Private equity firms have developed a bad habit in Asia. They are investing record amounts in minority stakes in listed companies. Investors dislike such deals because they can buy the shares themselves. History also suggests that giving up control is fraught with risks.

from Breakingviews:

China’s Hong Kong experiment faces biggest trial

By Peter Thal Larsen

The author is a Reuters Breakingviews columnist. The opinions expressed are his own.

China’s experiment with Hong Kong is facing its biggest trial. The former British colony has mostly thrived in the 17 years since it was handed back to the People’s Republic. But a planned “Occupy Central” democracy protest is about to test Hong Kong’s openness – and China’s patience.

from Photographers' Blog:

The bun myth

Cheung Chau, Hong Kong
By Bobby Yip

A baker poses with a bun with the Chinese characters "Ping An", meaning peaceful and safe, inside a bakery at Hong Kong's Cheung Chau island April 30, 2014, six days before the Bun Festival. Each bun is sold for HK$8 (US$1.02). The annual festival celebrates the islanders' deliverance from famine many centuries ago and is meant to placate ghosts and restless spirits.  REUTERS/Bobby Yip

Cheung Chau, or “Long Island”, with a population of around 30,000, is famous not only for its seafood and snacks, and as a small resort for local tourists, but most of all for its buns.

A couple walks along a beach at Hong Kong's Cheung Chau, or "Long Island", where the annual Bun Festival is held, April 28, 2014. REUTERS/Bobby Yip

The Bun Festival is the annual highlight of this former fishing village. Tens of thousands of visitors flock to attend the ritual, jamming the narrow streets of this quiet island.

from Breakingviews:

WH Group flop shows pitfalls of crowded IPOs

By Una Galani

The author is a Reuters Breakingviews columnist. The opinions expressed are her own.

WH Group’s flop shows the pitfalls of overcrowded initial public offerings. The Chinese pork producer hired a record 29 banks but still failed to sell its $1.3 billion listing to investors. That undermines the standard wisdom that more advisers mean less risk for issuers. For banks, it’s a reminder that they can share embarrassment as well as sought-after league table credit.

from Breakingviews:

WH Group’s chopped IPO still looks unappetising
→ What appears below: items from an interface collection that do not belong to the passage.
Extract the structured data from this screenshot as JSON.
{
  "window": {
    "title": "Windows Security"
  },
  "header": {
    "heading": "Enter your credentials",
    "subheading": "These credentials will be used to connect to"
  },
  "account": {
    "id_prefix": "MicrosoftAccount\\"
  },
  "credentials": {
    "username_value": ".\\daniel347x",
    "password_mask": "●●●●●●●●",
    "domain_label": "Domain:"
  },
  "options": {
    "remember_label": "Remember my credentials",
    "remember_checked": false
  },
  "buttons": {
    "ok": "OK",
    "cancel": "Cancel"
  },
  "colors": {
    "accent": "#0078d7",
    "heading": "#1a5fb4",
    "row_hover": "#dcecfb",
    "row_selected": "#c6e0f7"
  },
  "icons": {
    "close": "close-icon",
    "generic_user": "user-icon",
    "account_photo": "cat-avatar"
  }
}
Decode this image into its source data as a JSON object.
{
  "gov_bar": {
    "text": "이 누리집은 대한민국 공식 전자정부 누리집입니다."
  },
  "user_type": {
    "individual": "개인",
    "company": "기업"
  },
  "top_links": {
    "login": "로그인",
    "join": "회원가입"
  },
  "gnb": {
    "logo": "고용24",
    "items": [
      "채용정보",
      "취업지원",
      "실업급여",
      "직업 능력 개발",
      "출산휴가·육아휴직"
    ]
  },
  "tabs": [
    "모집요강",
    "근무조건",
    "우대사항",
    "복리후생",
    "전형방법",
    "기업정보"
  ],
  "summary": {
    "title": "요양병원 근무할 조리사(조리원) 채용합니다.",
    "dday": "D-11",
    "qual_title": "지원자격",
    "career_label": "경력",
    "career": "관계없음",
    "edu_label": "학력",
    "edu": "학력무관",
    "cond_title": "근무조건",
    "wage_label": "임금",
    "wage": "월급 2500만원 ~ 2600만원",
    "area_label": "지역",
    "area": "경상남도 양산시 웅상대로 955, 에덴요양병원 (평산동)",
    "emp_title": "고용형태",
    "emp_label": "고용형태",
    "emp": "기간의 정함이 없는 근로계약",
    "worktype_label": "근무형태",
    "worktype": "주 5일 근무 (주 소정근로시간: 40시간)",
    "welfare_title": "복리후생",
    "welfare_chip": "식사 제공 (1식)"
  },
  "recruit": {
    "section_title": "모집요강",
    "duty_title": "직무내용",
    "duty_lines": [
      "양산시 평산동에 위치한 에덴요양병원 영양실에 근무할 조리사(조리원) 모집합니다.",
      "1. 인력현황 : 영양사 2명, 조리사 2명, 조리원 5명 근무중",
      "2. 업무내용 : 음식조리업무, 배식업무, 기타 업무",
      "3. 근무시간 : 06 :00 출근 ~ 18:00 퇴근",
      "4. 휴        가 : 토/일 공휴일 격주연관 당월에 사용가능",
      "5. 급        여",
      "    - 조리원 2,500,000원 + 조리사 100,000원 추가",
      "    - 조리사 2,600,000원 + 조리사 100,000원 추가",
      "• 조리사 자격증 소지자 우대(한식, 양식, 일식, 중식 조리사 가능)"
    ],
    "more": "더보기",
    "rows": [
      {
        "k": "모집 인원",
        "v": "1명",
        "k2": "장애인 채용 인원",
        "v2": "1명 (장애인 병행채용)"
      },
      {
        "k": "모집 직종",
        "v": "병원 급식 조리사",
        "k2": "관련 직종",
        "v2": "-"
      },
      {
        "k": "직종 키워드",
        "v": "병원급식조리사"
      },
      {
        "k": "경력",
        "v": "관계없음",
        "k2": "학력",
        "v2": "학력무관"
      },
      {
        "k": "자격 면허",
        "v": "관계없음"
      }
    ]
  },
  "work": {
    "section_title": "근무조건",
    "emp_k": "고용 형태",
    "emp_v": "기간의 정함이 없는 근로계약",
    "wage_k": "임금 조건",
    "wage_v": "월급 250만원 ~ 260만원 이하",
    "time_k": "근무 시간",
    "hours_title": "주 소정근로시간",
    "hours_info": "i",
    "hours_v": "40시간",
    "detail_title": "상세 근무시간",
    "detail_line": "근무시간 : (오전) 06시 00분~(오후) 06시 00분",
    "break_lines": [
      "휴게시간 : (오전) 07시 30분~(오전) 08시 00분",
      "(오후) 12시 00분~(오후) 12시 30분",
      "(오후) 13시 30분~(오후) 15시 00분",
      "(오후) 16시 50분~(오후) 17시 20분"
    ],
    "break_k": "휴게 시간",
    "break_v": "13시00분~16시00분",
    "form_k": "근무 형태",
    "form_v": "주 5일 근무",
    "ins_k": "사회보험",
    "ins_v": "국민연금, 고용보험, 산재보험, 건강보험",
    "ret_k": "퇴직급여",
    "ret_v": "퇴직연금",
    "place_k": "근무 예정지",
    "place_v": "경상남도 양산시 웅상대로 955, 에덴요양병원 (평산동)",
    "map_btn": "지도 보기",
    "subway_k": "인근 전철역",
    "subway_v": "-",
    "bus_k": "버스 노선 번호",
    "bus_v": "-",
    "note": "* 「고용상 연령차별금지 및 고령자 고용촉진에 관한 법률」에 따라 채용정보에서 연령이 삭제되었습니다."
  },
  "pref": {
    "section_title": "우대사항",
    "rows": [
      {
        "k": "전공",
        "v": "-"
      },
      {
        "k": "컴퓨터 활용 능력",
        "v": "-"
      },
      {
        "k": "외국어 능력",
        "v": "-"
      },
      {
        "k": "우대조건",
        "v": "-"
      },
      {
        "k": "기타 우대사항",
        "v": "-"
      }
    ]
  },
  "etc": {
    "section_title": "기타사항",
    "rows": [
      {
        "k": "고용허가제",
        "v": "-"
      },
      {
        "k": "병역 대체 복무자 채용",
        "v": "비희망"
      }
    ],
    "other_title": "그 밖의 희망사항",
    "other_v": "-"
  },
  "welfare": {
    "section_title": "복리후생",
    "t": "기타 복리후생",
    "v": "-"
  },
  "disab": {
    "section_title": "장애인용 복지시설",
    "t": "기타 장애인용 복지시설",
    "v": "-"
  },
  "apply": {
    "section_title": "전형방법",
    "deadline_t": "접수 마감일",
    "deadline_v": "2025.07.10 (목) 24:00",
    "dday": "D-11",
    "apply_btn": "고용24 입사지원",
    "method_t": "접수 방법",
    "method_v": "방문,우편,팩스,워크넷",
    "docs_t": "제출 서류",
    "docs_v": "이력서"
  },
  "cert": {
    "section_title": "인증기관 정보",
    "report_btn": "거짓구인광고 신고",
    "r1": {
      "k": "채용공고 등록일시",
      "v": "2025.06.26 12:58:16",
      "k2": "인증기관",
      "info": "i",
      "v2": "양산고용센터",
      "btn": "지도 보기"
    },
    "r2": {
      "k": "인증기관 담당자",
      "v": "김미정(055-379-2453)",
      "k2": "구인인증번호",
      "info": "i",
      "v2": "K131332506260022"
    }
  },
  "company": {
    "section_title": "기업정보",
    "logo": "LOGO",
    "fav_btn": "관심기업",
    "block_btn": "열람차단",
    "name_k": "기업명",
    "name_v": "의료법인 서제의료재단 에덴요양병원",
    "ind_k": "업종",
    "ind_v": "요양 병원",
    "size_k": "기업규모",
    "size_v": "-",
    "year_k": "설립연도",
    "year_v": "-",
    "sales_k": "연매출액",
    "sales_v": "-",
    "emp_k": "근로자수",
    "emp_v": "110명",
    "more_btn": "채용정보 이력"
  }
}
By Una Galani

The author is a Reuters Breakingviews columnist. The opinions expressed are her own.

WH Group’s chopped initial public offering still looks unappetising. The Chinese pork producer is slashing the size of its Hong Kong fundraising to as little as $1.3 billion, down from a previous target of at least $3 billion. But WH Group’s reluctance to accept a lower price means the IPO remains a tough sell.

from Breakingviews:

Hong Kong needs to defend shareholder democracy

By Una Galani and Peter Thal Larsen

The authors are Reuters Breakingviews columnists. The opinions expressed are their own.

Hong Kong needs to make a stand for shareholder democracy. Alibaba’s decision to shift its giant stock market listing to the United States has sparked a debate about control of public companies in the former British colony. Hong Kong’s stock exchange, whose rules wouldn’t have permitted a plan to let Alibaba insiders nominate a majority of board directors, is preparing a public consultation on shareholder rights. But dumping the principle of “one share, one vote” would be a mistake.

from Breakingviews:

WH Group’s quick pork flip serves up meaty return

By Una Galani 

The author is a Reuters Breakingviews columnist. The opinions expressed are her own.

WH Group’s quick pork flip will serve up a meaty return. The Chinese pig producer hasn’t had much time to justify the 31 percent premium it paid for rival Smithfield less than seven months ago. Yet the planned relisting of the enlarged group in Hong Kong implies the value of the U.S. business has risen at least 21 percent.

  •